Mosquitos have headlined the news for months due to the Zika virus outbreak. While there are shelves full of chemicals to repel those pesky insects, there are also many plants we can add to our gardens to detract mosquitos. Using citronella as a mosquito deterrent is common knowledge, but did you know that these six plants repel mosquitos too?
It's one of the most common herbs found in our kitchens and it's also great for deterring insects. Basil (especially the lemon basil variety) is one natural way to send mosquitos elsewhere. And while the dried, crushed basil we find at the grocery store is great, there's nothing like fresh basil from your garden!
Otherwise known as bee balm, lemon balm is an easy-care plant from the mint family that grows in both sun and shade. As it's name suggests, this herb smells super lemony. So while you're keeping those mosquitos away, add a few leaves to your tea for a refreshing spring pick-me-up.
Lavender is known for it's relaxing qualities. The essential oils from lavender help us catch up on our zzzz's. We find it in sprays, lotions and all types of beauty products that aim to help us decompress but live lavender is the perfect way to relax even further because it deters mosquitos from the yard while adding hues of pastel purple to the garden.
It's great in garden party mojitos and as toothpaste flavoring but did you know peppermint has another use? Mosquitos can't stand that minty, fresh scent that we love so much. So sow a few peppermint plants in your herb garden to repel mosquitos from your yard. And if you still get bit, never fear! Rubbing mint leaves on an insect bite is a great natural bite relief treatment.
Your cats will love you for adding this plant to your garden and you'll soon be thanking yourself for this garden addition too. A study from 2010 found catnip to be ten times more effect at repelling mosquitos than DEET!
You can visit your local pharmacy to look for mosquito repellant or you can stop by Garden Supply Co and pickup a few six-packs of marigolds.
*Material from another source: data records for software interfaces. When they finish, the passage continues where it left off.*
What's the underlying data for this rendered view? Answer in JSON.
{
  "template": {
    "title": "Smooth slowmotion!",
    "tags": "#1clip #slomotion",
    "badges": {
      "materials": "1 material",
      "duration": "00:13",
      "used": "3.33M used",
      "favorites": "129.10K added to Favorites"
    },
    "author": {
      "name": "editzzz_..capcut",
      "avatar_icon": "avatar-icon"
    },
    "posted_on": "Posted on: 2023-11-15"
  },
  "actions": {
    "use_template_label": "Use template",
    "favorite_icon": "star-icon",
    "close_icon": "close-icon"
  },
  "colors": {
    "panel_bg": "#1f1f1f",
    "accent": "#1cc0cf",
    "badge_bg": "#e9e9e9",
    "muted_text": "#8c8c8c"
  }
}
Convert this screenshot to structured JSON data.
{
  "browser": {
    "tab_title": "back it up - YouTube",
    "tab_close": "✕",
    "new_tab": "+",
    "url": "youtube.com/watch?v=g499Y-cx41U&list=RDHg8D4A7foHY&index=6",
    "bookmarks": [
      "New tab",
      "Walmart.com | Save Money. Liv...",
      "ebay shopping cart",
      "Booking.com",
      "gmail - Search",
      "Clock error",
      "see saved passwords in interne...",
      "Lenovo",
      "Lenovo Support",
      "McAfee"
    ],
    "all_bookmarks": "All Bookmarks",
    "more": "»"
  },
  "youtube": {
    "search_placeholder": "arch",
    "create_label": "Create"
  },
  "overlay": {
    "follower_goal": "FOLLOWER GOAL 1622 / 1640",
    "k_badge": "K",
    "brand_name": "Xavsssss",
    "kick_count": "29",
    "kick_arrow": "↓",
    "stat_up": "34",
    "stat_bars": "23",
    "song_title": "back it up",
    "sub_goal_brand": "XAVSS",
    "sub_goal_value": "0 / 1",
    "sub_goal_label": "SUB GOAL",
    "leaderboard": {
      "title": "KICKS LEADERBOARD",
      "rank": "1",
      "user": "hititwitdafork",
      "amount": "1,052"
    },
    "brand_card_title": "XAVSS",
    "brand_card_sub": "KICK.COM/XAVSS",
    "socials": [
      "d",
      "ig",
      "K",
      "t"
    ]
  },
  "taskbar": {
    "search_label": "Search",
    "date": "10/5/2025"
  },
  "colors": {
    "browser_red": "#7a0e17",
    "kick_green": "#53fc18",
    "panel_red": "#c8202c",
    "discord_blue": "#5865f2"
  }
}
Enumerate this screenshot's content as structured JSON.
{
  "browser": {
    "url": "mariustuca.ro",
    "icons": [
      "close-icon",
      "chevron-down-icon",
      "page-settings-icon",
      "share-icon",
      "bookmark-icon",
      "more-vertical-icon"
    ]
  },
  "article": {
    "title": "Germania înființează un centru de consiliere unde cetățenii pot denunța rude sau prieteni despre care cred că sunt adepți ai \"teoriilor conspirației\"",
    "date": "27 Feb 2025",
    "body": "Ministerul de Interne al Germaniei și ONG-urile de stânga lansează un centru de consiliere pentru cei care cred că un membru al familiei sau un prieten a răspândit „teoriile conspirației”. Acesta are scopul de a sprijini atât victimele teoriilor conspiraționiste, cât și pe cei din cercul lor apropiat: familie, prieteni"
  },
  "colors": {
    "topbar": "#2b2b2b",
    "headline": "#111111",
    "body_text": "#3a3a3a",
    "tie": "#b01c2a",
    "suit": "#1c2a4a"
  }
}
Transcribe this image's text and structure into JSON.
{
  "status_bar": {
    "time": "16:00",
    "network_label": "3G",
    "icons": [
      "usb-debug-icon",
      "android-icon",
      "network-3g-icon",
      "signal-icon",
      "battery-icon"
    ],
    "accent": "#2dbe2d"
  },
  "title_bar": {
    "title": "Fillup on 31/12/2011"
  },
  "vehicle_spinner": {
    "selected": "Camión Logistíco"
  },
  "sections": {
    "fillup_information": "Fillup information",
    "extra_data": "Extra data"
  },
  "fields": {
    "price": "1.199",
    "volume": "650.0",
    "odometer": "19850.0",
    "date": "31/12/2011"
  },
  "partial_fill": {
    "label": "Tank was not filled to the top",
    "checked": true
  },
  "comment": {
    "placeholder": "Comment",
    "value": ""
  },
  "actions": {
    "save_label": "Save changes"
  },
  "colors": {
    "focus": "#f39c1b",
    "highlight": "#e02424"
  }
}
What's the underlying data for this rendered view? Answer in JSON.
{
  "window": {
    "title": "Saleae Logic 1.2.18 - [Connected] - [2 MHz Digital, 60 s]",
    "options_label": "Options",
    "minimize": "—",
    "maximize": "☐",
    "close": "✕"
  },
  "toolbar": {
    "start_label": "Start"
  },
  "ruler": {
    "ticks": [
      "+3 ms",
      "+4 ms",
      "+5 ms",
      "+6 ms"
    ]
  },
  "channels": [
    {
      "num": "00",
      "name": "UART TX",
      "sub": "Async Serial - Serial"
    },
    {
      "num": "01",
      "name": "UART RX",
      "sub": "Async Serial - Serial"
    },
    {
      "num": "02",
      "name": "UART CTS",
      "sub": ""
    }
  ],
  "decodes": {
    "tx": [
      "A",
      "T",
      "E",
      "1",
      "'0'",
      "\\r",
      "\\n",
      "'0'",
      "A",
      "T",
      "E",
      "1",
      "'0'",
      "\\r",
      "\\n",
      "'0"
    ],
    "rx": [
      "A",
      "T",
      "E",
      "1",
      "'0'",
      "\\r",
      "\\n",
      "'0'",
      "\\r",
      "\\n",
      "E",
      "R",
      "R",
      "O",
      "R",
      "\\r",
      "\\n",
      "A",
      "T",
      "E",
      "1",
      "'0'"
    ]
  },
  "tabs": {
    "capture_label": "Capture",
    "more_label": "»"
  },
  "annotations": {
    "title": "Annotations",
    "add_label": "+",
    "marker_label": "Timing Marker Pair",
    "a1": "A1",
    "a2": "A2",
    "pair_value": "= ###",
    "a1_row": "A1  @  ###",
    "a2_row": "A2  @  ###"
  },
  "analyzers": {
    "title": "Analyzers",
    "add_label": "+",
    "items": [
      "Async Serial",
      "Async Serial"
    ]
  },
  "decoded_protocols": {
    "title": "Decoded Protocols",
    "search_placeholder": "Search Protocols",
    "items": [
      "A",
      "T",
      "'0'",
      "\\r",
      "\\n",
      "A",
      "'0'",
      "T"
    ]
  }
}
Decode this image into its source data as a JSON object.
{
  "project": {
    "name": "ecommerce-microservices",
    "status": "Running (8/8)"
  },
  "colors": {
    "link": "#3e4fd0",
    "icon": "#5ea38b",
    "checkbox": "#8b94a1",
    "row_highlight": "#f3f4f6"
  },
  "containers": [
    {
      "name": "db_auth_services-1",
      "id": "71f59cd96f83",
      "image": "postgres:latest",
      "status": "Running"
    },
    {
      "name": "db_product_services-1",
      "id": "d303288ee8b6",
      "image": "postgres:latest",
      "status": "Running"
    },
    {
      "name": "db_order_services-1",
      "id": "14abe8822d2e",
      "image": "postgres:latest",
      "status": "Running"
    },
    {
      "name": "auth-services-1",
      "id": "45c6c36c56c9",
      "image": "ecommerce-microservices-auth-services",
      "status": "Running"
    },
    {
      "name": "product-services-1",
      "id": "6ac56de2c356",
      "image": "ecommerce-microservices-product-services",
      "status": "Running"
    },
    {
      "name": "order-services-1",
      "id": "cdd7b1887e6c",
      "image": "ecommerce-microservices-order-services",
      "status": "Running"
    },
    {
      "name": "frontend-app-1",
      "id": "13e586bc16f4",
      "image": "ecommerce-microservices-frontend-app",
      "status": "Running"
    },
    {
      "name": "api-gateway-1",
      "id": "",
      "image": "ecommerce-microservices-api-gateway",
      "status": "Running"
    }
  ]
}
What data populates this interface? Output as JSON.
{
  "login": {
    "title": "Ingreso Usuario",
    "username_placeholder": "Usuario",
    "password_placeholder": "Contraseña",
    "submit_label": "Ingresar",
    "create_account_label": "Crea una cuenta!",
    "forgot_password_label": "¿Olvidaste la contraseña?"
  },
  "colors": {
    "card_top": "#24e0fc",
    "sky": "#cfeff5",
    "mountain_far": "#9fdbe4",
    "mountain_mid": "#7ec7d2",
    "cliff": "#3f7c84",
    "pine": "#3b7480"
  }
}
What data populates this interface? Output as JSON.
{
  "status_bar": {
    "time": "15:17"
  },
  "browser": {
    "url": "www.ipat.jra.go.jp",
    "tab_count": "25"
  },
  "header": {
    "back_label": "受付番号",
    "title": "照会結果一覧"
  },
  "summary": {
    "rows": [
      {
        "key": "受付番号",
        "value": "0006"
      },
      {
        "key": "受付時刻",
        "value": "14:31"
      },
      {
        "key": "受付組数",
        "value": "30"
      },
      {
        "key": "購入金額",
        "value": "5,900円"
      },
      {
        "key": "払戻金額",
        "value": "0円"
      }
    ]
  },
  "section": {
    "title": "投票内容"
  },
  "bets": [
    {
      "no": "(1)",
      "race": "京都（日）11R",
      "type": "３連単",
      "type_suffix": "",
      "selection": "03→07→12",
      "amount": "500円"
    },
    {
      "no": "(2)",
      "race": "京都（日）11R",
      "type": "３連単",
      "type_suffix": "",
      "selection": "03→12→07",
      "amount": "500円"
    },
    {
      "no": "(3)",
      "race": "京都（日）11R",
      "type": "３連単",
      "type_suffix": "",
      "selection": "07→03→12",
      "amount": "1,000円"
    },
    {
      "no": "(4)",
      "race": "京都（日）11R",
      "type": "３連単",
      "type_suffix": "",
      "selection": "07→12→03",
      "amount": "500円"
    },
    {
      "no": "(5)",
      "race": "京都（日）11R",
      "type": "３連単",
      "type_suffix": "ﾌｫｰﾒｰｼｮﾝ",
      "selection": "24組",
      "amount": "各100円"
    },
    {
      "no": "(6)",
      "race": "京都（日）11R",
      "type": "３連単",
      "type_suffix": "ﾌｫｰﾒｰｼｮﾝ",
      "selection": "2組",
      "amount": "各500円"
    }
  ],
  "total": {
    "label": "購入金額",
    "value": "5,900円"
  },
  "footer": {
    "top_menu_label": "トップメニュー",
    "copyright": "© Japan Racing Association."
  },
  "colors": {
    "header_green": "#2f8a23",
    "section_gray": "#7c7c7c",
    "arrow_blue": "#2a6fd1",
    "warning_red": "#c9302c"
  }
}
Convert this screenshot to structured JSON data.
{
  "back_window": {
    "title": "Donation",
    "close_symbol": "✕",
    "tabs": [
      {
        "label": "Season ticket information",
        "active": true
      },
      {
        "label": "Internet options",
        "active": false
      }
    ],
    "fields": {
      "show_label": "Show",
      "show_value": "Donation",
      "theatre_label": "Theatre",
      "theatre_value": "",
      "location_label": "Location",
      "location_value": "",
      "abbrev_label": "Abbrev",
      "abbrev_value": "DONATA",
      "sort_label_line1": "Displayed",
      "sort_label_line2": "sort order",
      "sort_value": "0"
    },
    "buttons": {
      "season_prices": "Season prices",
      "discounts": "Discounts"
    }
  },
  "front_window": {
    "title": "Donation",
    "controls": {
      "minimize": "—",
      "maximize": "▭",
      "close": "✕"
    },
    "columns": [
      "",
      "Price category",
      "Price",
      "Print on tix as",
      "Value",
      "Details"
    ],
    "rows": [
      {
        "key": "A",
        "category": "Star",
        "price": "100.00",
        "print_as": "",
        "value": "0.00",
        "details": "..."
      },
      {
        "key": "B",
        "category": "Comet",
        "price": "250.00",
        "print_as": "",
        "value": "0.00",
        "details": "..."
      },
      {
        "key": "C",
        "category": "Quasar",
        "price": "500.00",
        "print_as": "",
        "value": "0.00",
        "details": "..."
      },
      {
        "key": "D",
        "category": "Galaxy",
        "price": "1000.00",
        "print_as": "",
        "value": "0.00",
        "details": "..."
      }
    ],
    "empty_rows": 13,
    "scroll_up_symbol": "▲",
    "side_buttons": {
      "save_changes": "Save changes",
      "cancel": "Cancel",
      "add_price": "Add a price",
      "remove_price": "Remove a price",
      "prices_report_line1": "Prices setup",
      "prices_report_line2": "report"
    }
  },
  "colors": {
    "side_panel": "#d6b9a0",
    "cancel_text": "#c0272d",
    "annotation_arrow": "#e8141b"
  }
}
These spring garden staples actually contain one of the same ingredients you'll find in those insect repellant sprays called pyrethrum. Plant marigolds around your vegetable garden to help keep pests off of your prized veggies too!